Output each record exactly. Leave none out.

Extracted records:
*****
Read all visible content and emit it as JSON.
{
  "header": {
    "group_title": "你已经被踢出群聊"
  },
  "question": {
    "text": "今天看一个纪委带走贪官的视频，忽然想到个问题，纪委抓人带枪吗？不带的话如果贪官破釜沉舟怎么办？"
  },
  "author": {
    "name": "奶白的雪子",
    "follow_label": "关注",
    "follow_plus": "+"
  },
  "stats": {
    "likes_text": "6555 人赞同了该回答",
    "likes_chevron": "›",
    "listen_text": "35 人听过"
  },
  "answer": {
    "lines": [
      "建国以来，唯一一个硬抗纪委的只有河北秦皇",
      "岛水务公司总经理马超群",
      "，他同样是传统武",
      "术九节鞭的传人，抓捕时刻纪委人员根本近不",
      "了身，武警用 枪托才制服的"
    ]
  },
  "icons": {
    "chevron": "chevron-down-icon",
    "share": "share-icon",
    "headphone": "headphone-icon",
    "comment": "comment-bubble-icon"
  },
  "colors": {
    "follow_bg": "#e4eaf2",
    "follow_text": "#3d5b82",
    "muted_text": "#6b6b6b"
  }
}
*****
**Task response**.
Read all visible content and emit it as JSON.
{
  "header": {
    "group_title": "你已经被踢出群聊"
  },
  "question": {
    "text": "今天看一个纪委带走贪官的视频，忽然想到个问题，纪委抓人带枪吗？不带的话如果贪官破釜沉舟怎么办？"
  },
  "author": {
    "name": "奶白的雪子",
    "follow_label": "关注",
    "follow_plus": "+"
  },
  "stats": {
    "likes_text": "6555 人赞同了该回答",
    "likes_chevron": "›",
    "listen_text": "35 人听过"
  },
  "answer": {
    "lines": [
      "建国以来，唯一一个硬抗纪委的只有河北秦皇",
      "岛水务公司总经理马超群",
      "，他同样是传统武",
      "术九节鞭的传人，抓捕时刻纪委人员根本近不",
      "了身，武警用 枪托才制服的"
    ]
  },
  "icons": {
    "chevron": "chevron-down-icon",
    "share": "share-icon",
    "headphone": "headphone-icon",
    "comment": "comment-bubble-icon"
  },
  "colors": {
    "follow_bg": "#e4eaf2",
    "follow_text": "#3d5b82",
    "muted_text": "#6b6b6b"
  }
}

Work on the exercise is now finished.